Marshall On Film’s review published on Letterboxd:
Check out The Prestige on Episode #7 of the We Watched This Movie Podcast 🎙
“You're familiar with the phrase "man's reach exceeds his grasp"? It's a lie: man's grasp exceeds his nerve.” 🎩
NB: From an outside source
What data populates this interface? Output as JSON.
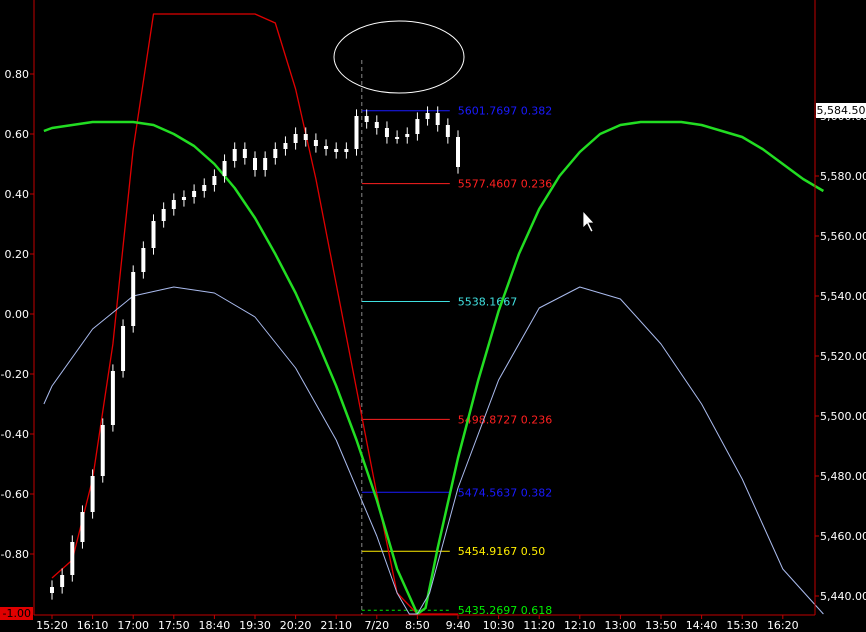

What might audiences find when peeking behind the curtain on this vaudeville act? A tense period piece, maybe a transcontinental thriller or perhaps a meditation on movie magic? This dense turn-of-the-century tale is all of those and more, proving Christopher Nolan to be a Hollywood heavy-hitter way back in 2006, and captivating audiences with its spell-binding and complex method for nearly two decades. Assembling his A-team of now-celebrated collaborators for this study on stage sleight-of-hand, such as cinematographer Wally Pfister and production designer Nathan Crowley, the British director is in true command of his craft for the film's somewhat-bloated 130 minutes, at times confounding and confusing viewers due in no small part to its marquee misdirection and sluggish pace. Leading lads Hugh Jackman and Christian Bale steal the show in dual roles as duelling magicians across three acts, daring audiences to sympathise with each protagonist as they pursue Faustian-like pacts with deadly consequences. Michael Caine and David Bowie are deserving of much praise, but sadly Rebecca Hall and Scarlett Johansson find their talents wasted in under-written roles, did someone say dead wife trope? One-upmanship, pride and obsession are the name of the game during the pledge, turn and eponymous prestige, but the film flounders as it covers far too much thematic territory for its own good, and refuses to settle for any singular focus. Peeling back its layers reveals a fractal filmmaking style, trademark elliptical editing and marvellous use of mise en abyme, all of which would be improved in later Nolan features, yet this experience does demand your attention and encourage repeat viewings where keen eyes hope to spot every trick. Abracadabra.
7/10 black cats and top hats.